• _Instructions for the task_: Restate the data below word for word. Leave the images out.

===== Available data

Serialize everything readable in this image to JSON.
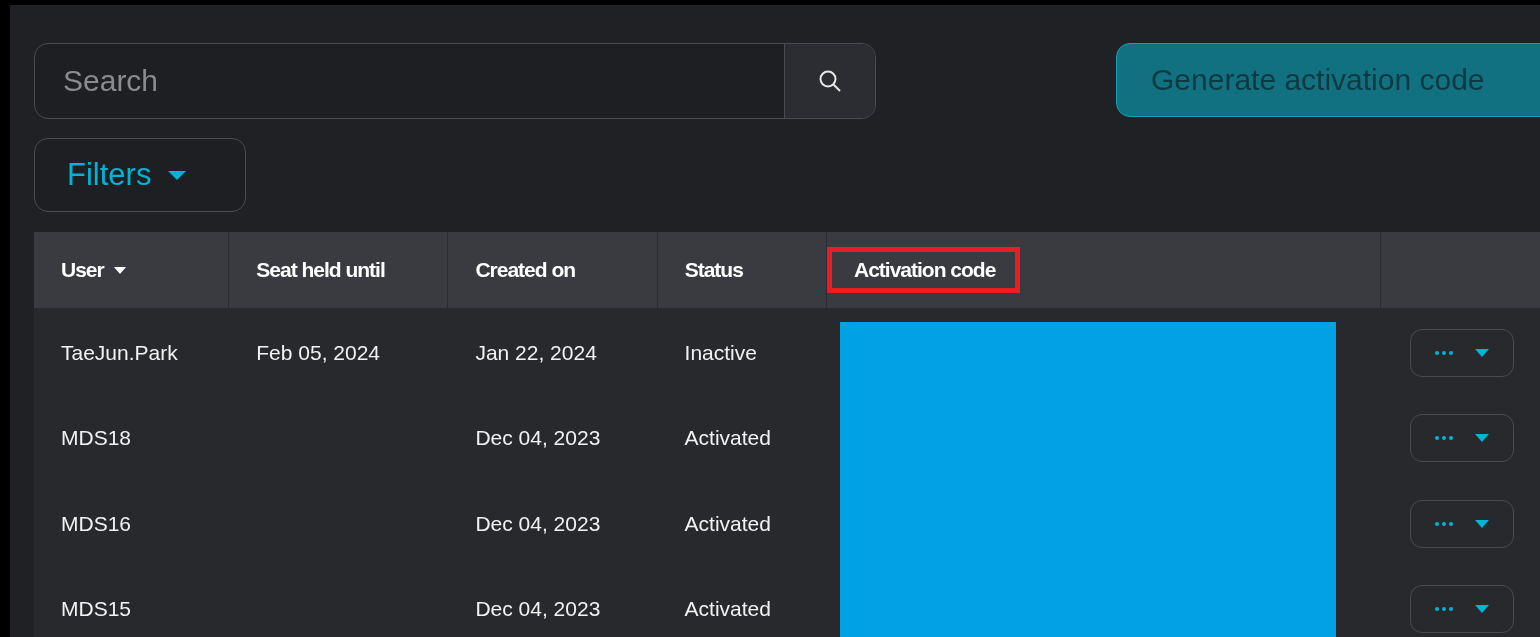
{
  "search": {
    "placeholder": "Search"
  },
  "generate_button": {
    "label": "Generate activation code",
    "disabled": true
  },
  "filters_button": {
    "label": "Filters"
  },
  "table": {
    "columns": [
      {
        "label": "User",
        "sorted": true
      },
      {
        "label": "Seat held until",
        "sorted": false
      },
      {
        "label": "Created on",
        "sorted": false
      },
      {
        "label": "Status",
        "sorted": false
      },
      {
        "label": "Activation code",
        "sorted": false,
        "highlighted": true
      }
    ],
    "rows": [
      {
        "user": "TaeJun.Park",
        "seat_held_until": "Feb 05, 2024",
        "created_on": "Jan 22, 2024",
        "status": "Inactive"
      },
      {
        "user": "MDS18",
        "seat_held_until": "",
        "created_on": "Dec 04, 2023",
        "status": "Activated"
      },
      {
        "user": "MDS16",
        "seat_held_until": "",
        "created_on": "Dec 04, 2023",
        "status": "Activated"
      },
      {
        "user": "MDS15",
        "seat_held_until": "",
        "created_on": "Dec 04, 2023",
        "status": "Activated"
      }
    ]
  }
}
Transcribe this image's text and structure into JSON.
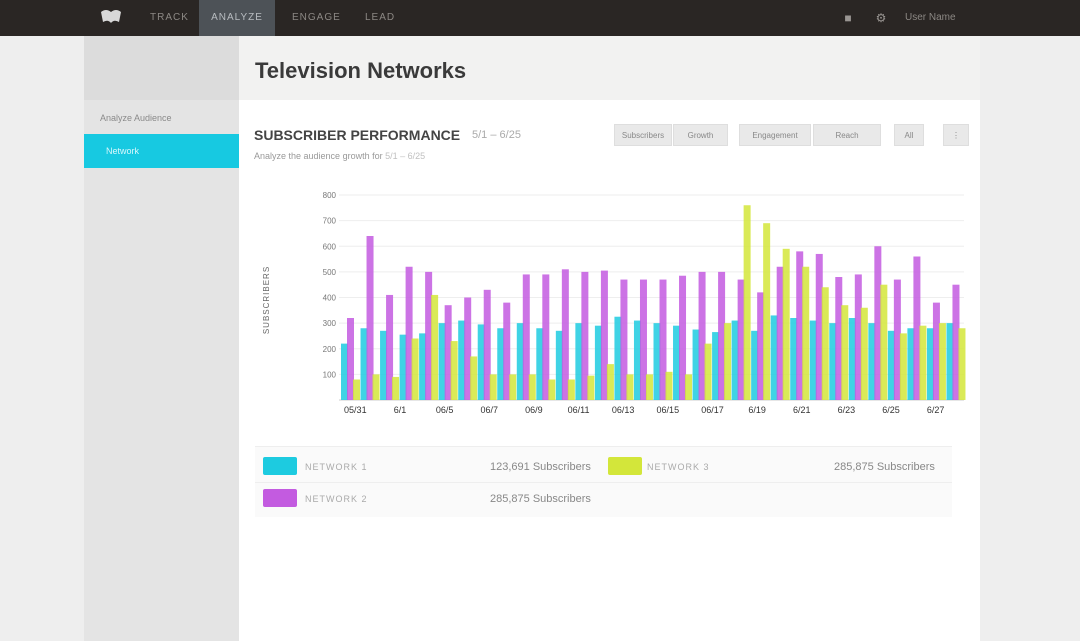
{
  "topnav": {
    "items": [
      "TRACK",
      "ANALYZE",
      "ENGAGE",
      "LEAD"
    ],
    "active_index": 1,
    "user": "User Name"
  },
  "sidebar": {
    "label": "Analyze Audience",
    "active_item": "Network"
  },
  "page": {
    "title": "Television Networks"
  },
  "panel": {
    "title": "SUBSCRIBER PERFORMANCE",
    "range": "5/1 – 6/25",
    "subtitle_prefix": "Analyze the audience growth for",
    "subtitle_range": "5/1 – 6/25",
    "buttons": [
      "Subscribers",
      "Growth",
      "Engagement",
      "Reach",
      "All"
    ]
  },
  "chart_data": {
    "type": "bar",
    "ylabel": "SUBSCRIBERS",
    "ylim": [
      0,
      800
    ],
    "yticks": [
      "100",
      "200",
      "300",
      "400",
      "500",
      "600",
      "700",
      "800"
    ],
    "x_labels": [
      "05/31",
      "6/1",
      "06/5",
      "06/7",
      "06/9",
      "06/11",
      "06/13",
      "06/15",
      "06/17",
      "6/19",
      "6/21",
      "6/23",
      "6/25",
      "6/27"
    ],
    "colors": {
      "network1": "#1dcbe0",
      "network2": "#c35be0",
      "network3": "#d3e63a"
    },
    "series": [
      {
        "name": "NETWORK 1",
        "values": [
          220,
          280,
          270,
          255,
          260,
          300,
          310,
          295,
          280,
          300,
          280,
          270,
          300,
          290,
          325,
          310,
          300,
          290,
          275,
          265,
          310,
          270,
          330,
          320,
          310,
          300,
          320,
          300,
          270,
          280,
          280,
          300
        ]
      },
      {
        "name": "NETWORK 2",
        "values": [
          320,
          640,
          410,
          520,
          500,
          370,
          400,
          430,
          380,
          490,
          490,
          510,
          500,
          505,
          470,
          470,
          470,
          485,
          500,
          500,
          470,
          420,
          520,
          580,
          570,
          480,
          490,
          600,
          470,
          560,
          380,
          450
        ]
      },
      {
        "name": "NETWORK 3",
        "values": [
          80,
          100,
          90,
          240,
          410,
          230,
          170,
          100,
          100,
          100,
          80,
          80,
          95,
          140,
          100,
          100,
          110,
          100,
          220,
          300,
          760,
          690,
          590,
          520,
          440,
          370,
          360,
          450,
          260,
          290,
          300,
          280
        ]
      }
    ]
  },
  "legend": {
    "rows": [
      [
        {
          "name": "NETWORK 1",
          "color": "#1dcbe0",
          "value": "123,691 Subscribers"
        },
        {
          "name": "NETWORK 3",
          "color": "#d3e63a",
          "value": "285,875 Subscribers"
        }
      ],
      [
        {
          "name": "NETWORK 2",
          "color": "#c35be0",
          "value": "285,875 Subscribers"
        }
      ]
    ]
  }
}
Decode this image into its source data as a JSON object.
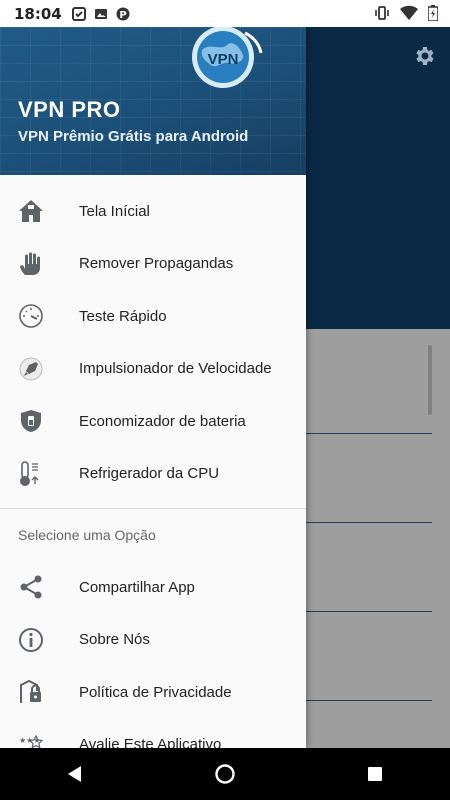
{
  "status_bar": {
    "time": "18:04",
    "left_icons": [
      "checklist-icon",
      "image-icon",
      "p-badge-icon"
    ],
    "right_icons": [
      "vibrate-icon",
      "wifi-icon",
      "battery-icon"
    ]
  },
  "drawer": {
    "app_title": "VPN PRO",
    "app_subtitle": "VPN Prêmio Grátis para Android",
    "logo_text": "VPN",
    "items": [
      {
        "label": "Tela Inícial",
        "icon": "home-icon"
      },
      {
        "label": "Remover Propagandas",
        "icon": "hand-stop-icon"
      },
      {
        "label": "Teste Rápido",
        "icon": "speedometer-icon"
      },
      {
        "label": "Impulsionador de Velocidade",
        "icon": "rocket-icon"
      },
      {
        "label": "Economizador de bateria",
        "icon": "battery-saver-icon"
      },
      {
        "label": "Refrigerador da CPU",
        "icon": "thermometer-icon"
      }
    ],
    "section_title": "Selecione uma Opção",
    "section_items": [
      {
        "label": "Compartilhar App",
        "icon": "share-icon"
      },
      {
        "label": "Sobre Nós",
        "icon": "info-icon"
      },
      {
        "label": "Política de Privacidade",
        "icon": "privacy-lock-icon"
      },
      {
        "label": "Avalie Este Aplicativo",
        "icon": "rate-stars-icon"
      }
    ]
  },
  "background_app": {
    "settings_icon": "gear-icon",
    "header_color": "#0e3f6b"
  },
  "nav_bar": {
    "buttons": [
      "back-icon",
      "home-circle-icon",
      "recents-square-icon"
    ]
  },
  "colors": {
    "drawer_header": "#1c4f78",
    "icon": "#5f6368",
    "text": "#222222"
  }
}
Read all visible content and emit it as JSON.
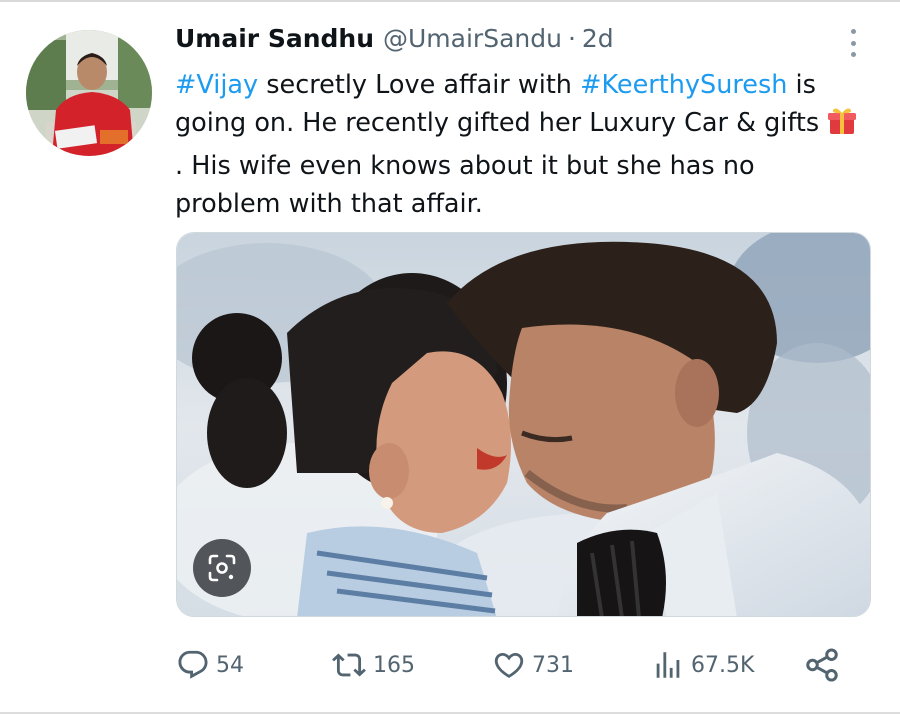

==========

• _Task answer_:
Serialize everything readable in this image to JSON.
{
  "search": {
    "placeholder": "Search"
  },
  "generate_button": {
    "label": "Generate activation code",
    "disabled": true
  },
  "filters_button": {
    "label": "Filters"
  },
  "table": {
    "columns": [
      {
        "label": "User",
        "sorted": true
      },
      {
        "label": "Seat held until",
        "sorted": false
      },
      {
        "label": "Created on",
        "sorted": false
      },
      {
        "label": "Status",
        "sorted": false
      },
      {
        "label": "Activation code",
        "sorted": false,
        "highlighted": true
      }
    ],
    "rows": [
      {
        "user": "TaeJun.Park",
        "seat_held_until": "Feb 05, 2024",
        "created_on": "Jan 22, 2024",
        "status": "Inactive"
      },
      {
        "user": "MDS18",
        "seat_held_until": "",
        "created_on": "Dec 04, 2023",
        "status": "Activated"
      },
      {
        "user": "MDS16",
        "seat_held_until": "",
        "created_on": "Dec 04, 2023",
        "status": "Activated"
      },
      {
        "user": "MDS15",
        "seat_held_until": "",
        "created_on": "Dec 04, 2023",
        "status": "Activated"
      }
    ]
  }
}
Transcribe this image's text and structure into JSON.
{
  "topnav": {
    "items": [
      "TRACK",
      "ANALYZE",
      "ENGAGE",
      "LEAD"
    ],
    "active_index": 1,
    "user": "User Name"
  },
  "sidebar": {
    "label": "Analyze Audience",
    "active_item": "Network"
  },
  "page": {
    "title": "Television Networks"
  },
  "panel": {
    "title": "SUBSCRIBER PERFORMANCE",
    "range": "5/1 – 6/25",
    "subtitle_prefix": "Analyze the audience growth for",
    "subtitle_range": "5/1 – 6/25",
    "buttons": [
      "Subscribers",
      "Growth",
      "Engagement",
      "Reach",
      "All"
    ]
  },
  "chart_data": {
    "type": "bar",
    "ylabel": "SUBSCRIBERS",
    "ylim": [
      0,
      800
    ],
    "yticks": [
      "100",
      "200",
      "300",
      "400",
      "500",
      "600",
      "700",
      "800"
    ],
    "x_labels": [
      "05/31",
      "6/1",
      "06/5",
      "06/7",
      "06/9",
      "06/11",
      "06/13",
      "06/15",
      "06/17",
      "6/19",
      "6/21",
      "6/23",
      "6/25",
      "6/27"
    ],
    "colors": {
      "network1": "#1dcbe0",
      "network2": "#c35be0",
      "network3": "#d3e63a"
    },
    "series": [
      {
        "name": "NETWORK 1",
        "values": [
          220,
          280,
          270,
          255,
          260,
          300,
          310,
          295,
          280,
          300,
          280,
          270,
          300,
          290,
          325,
          310,
          300,
          290,
          275,
          265,
          310,
          270,
          330,
          320,
          310,
          300,
          320,
          300,
          270,
          280,
          280,
          300
        ]
      },
      {
        "name": "NETWORK 2",
        "values": [
          320,
          640,
          410,
          520,
          500,
          370,
          400,
          430,
          380,
          490,
          490,
          510,
          500,
          505,
          470,
          470,
          470,
          485,
          500,
          500,
          470,
          420,
          520,
          580,
          570,
          480,
          490,
          600,
          470,
          560,
          380,
          450
        ]
      },
      {
        "name": "NETWORK 3",
        "values": [
          80,
          100,
          90,
          240,
          410,
          230,
          170,
          100,
          100,
          100,
          80,
          80,
          95,
          140,
          100,
          100,
          110,
          100,
          220,
          300,
          760,
          690,
          590,
          520,
          440,
          370,
          360,
          450,
          260,
          290,
          300,
          280
        ]
      }
    ]
  },
  "legend": {
    "rows": [
      [
        {
          "name": "NETWORK 1",
          "color": "#1dcbe0",
          "value": "123,691 Subscribers"
        },
        {
          "name": "NETWORK 3",
          "color": "#d3e63a",
          "value": "285,875 Subscribers"
        }
      ],
      [
        {
          "name": "NETWORK 2",
          "color": "#c35be0",
          "value": "285,875 Subscribers"
        }
      ]
    ]
  }
}
Decode this image into its source data as a JSON object.
{
  "status_bar": {
    "time": "18:04",
    "left_icons": [
      "checklist-icon",
      "image-icon",
      "p-badge-icon"
    ],
    "right_icons": [
      "vibrate-icon",
      "wifi-icon",
      "battery-icon"
    ]
  },
  "drawer": {
    "app_title": "VPN PRO",
    "app_subtitle": "VPN Prêmio Grátis para Android",
    "logo_text": "VPN",
    "items": [
      {
        "label": "Tela Inícial",
        "icon": "home-icon"
      },
      {
        "label": "Remover Propagandas",
        "icon": "hand-stop-icon"
      },
      {
        "label": "Teste Rápido",
        "icon": "speedometer-icon"
      },
      {
        "label": "Impulsionador de Velocidade",
        "icon": "rocket-icon"
      },
      {
        "label": "Economizador de bateria",
        "icon": "battery-saver-icon"
      },
      {
        "label": "Refrigerador da CPU",
        "icon": "thermometer-icon"
      }
    ],
    "section_title": "Selecione uma Opção",
    "section_items": [
      {
        "label": "Compartilhar App",
        "icon": "share-icon"
      },
      {
        "label": "Sobre Nós",
        "icon": "info-icon"
      },
      {
        "label": "Política de Privacidade",
        "icon": "privacy-lock-icon"
      },
      {
        "label": "Avalie Este Aplicativo",
        "icon": "rate-stars-icon"
      }
    ]
  },
  "background_app": {
    "settings_icon": "gear-icon",
    "header_color": "#0e3f6b"
  },
  "nav_bar": {
    "buttons": [
      "back-icon",
      "home-circle-icon",
      "recents-square-icon"
    ]
  },
  "colors": {
    "drawer_header": "#1c4f78",
    "icon": "#5f6368",
    "text": "#222222"
  }
}
Read all visible content and emit it as JSON.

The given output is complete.